But it’s certainly true that the smartphone market has become one of minor, incremental improvements now, rather than the huge leaps that were first catalysed by the release of the original iPhone.
Wouldn’t it be good, therefore, if the big mobile makers devoted more of their product development towards the needs of business?
Research and development (R&D) cash for technology products is understandably biased towards consumer products. Gone are the days when IT was created for business first, then morphed into a consumer device. But now, with the growth of consumerisation and bring your own device (BYOD) schemes, there’s a gap between the capability of mobile technology and what business needs.
Every IT leader facing demands from employees to use their own devices to access corporate systems will vouch for the problems it continues to present, while no doubt quietly thinking, “If only everyone would be happy using a BlackBerry, like the old days”.

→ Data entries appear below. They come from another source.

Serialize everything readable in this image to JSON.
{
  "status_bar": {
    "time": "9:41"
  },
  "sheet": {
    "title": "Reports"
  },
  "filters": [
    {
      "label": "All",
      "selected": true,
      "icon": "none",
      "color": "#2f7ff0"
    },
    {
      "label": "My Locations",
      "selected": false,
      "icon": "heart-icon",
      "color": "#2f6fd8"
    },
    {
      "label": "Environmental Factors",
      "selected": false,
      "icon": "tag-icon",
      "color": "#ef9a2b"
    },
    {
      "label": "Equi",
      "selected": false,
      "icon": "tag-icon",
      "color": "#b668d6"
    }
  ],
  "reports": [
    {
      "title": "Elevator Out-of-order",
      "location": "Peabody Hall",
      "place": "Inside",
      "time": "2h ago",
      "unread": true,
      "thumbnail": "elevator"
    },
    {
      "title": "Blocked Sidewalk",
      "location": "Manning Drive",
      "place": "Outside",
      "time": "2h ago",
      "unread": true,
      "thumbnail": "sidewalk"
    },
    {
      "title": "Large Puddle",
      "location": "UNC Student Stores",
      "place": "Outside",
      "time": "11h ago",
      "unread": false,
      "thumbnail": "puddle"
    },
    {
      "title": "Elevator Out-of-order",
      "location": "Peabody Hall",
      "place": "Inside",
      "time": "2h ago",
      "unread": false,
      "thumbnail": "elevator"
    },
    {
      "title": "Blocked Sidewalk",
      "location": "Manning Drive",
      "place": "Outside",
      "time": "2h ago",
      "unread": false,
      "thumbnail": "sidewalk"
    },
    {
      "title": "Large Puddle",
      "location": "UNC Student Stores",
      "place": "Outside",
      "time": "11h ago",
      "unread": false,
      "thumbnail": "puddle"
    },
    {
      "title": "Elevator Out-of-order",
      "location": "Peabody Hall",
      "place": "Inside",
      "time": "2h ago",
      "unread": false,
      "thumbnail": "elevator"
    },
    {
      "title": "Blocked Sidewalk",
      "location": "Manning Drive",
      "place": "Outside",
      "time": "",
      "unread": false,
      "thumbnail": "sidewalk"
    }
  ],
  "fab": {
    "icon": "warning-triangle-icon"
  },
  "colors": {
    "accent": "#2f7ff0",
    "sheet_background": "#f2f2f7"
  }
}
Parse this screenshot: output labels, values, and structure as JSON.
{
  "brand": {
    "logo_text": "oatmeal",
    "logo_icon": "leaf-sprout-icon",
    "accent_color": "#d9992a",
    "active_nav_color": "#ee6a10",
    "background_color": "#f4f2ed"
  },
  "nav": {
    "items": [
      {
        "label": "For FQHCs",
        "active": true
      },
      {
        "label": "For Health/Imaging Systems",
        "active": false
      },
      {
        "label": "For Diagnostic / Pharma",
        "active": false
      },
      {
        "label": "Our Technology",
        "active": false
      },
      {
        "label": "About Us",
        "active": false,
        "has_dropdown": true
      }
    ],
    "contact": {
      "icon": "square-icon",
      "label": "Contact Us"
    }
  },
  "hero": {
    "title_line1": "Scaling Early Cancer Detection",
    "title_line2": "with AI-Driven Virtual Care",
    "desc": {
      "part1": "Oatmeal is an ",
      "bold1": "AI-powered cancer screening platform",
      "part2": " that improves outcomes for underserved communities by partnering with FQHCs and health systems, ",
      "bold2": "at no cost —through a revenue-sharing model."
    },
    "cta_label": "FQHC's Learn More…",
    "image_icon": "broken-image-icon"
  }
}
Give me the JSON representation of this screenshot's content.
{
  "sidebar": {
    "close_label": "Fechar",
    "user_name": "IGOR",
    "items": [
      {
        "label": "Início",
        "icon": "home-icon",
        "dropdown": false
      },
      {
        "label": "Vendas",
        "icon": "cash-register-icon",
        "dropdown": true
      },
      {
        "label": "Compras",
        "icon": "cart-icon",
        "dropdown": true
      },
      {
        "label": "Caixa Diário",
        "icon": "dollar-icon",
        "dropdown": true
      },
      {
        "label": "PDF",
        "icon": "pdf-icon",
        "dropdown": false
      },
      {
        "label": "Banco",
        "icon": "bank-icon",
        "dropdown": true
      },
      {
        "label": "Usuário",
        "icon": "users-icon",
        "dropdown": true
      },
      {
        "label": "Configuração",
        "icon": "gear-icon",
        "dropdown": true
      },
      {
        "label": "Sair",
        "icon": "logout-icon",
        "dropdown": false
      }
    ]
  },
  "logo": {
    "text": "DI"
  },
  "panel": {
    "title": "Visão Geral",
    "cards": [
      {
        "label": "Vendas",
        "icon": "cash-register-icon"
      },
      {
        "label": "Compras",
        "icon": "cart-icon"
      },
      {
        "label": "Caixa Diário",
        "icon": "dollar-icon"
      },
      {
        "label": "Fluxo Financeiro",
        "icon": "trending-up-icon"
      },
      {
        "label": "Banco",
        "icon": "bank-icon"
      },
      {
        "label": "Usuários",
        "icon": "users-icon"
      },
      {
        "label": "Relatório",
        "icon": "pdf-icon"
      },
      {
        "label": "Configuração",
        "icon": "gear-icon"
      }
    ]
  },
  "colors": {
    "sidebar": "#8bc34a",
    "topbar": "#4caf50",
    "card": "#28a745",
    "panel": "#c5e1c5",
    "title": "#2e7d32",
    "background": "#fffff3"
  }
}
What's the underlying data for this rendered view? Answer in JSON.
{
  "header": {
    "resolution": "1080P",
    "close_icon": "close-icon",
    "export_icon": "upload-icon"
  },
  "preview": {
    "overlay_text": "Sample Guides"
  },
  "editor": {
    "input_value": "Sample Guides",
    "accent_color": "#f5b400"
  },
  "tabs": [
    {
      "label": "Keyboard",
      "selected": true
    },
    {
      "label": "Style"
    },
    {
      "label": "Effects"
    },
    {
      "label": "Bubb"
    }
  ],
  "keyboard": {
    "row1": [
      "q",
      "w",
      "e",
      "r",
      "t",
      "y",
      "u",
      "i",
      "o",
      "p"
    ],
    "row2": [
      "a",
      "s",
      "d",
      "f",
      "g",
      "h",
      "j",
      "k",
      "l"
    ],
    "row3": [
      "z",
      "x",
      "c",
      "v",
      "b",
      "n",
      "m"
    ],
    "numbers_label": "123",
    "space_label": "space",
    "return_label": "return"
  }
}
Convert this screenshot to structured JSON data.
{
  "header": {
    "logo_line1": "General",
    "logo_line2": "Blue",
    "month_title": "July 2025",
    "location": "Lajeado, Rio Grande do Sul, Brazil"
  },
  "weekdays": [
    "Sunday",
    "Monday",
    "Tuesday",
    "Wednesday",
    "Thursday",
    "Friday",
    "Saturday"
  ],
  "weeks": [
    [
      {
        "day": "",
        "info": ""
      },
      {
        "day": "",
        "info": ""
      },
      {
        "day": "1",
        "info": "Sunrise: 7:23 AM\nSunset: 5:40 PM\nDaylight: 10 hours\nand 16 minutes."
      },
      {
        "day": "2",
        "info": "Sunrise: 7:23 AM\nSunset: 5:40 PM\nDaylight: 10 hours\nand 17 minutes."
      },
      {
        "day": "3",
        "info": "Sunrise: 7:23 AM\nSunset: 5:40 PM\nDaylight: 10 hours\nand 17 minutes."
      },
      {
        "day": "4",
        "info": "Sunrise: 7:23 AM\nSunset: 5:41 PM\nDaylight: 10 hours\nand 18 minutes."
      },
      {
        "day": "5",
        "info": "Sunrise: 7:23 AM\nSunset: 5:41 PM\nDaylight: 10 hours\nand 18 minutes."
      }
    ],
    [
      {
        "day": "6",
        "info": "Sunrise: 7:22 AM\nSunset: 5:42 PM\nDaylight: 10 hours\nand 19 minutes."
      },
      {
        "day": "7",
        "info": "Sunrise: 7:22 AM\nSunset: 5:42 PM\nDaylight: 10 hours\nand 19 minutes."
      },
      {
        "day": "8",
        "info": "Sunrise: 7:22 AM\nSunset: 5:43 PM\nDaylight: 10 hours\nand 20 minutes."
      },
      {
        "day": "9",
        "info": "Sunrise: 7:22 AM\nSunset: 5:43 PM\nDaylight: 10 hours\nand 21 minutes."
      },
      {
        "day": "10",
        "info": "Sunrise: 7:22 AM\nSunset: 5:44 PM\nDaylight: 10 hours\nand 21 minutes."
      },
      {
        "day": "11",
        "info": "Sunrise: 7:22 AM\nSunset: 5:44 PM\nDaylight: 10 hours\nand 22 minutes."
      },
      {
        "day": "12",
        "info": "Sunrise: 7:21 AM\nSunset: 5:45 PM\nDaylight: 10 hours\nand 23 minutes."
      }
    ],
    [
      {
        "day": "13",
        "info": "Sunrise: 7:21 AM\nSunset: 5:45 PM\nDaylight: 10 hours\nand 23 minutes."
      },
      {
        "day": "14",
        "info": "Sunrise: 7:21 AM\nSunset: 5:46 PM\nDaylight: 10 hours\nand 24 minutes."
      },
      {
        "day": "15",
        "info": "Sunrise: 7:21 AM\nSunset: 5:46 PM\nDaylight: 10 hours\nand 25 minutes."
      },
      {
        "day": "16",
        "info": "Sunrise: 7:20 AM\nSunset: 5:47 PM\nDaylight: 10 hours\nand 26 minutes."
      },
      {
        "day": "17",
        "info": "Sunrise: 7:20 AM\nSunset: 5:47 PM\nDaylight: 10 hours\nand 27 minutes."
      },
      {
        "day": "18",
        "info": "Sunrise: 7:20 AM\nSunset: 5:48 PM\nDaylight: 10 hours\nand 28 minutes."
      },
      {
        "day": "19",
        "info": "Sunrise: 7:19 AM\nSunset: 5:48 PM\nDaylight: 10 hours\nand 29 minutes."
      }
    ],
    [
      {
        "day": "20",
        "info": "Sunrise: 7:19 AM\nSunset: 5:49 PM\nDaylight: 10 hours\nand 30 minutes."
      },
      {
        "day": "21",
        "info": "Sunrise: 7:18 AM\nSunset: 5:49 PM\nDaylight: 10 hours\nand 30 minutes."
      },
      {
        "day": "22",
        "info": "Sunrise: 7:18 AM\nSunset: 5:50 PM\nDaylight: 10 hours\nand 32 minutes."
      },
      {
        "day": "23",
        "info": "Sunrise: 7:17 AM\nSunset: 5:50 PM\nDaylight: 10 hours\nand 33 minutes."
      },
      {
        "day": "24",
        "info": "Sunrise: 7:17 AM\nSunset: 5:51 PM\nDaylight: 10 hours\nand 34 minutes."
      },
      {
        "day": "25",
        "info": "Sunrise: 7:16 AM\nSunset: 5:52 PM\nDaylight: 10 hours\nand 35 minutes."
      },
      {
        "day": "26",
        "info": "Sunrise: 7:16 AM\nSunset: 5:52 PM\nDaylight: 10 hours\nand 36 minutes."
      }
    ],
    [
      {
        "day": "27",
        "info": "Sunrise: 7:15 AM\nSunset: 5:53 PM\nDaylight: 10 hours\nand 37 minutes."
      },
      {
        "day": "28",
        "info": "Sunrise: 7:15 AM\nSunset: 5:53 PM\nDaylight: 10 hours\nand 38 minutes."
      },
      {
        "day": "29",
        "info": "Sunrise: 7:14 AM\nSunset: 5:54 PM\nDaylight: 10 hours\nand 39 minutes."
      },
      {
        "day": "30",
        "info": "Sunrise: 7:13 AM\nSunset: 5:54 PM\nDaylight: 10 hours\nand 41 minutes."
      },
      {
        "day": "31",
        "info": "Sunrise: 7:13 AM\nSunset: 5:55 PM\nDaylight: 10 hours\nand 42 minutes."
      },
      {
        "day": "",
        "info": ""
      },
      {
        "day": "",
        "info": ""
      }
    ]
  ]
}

The forthcoming launch of Windows 8 could prove to be another catalyst, in that Microsoft is hoping that a common operating system from phone to tablet to desktop will be the answer to the IT department’s prayers.
But there’s still going to be the challenge of users saying, “Sorry, I don’t want a Windows Phone”.
There’s also the launch of BlackBerry 10, although we wait to see if that will be enough to stem manufacturer RIM’s decline.
Nonetheless, it opens up an opportunity for Apple – or someone in the Apple ecosystem – and Google/Android to make it easier for those users to turn to the IT team and show how easily and securely they can access key applications and data.
The ultimate aim for IT is to remove the distinction between business and consumer technology. Many cloud services already blur those lines. The only reason we’re fretting about BYOD is because it is trying to bridge two worlds that have historically been considered diametrically opposed.
But the people using technology on a daily basis no longer see such a distinction – well, other than when consumer products are easy and fun to use, and corporate systems are complex and difficult.
IT R&D – and mobile makers in particular – would benefit themselves and their customers by eliminating that business-consumer divide.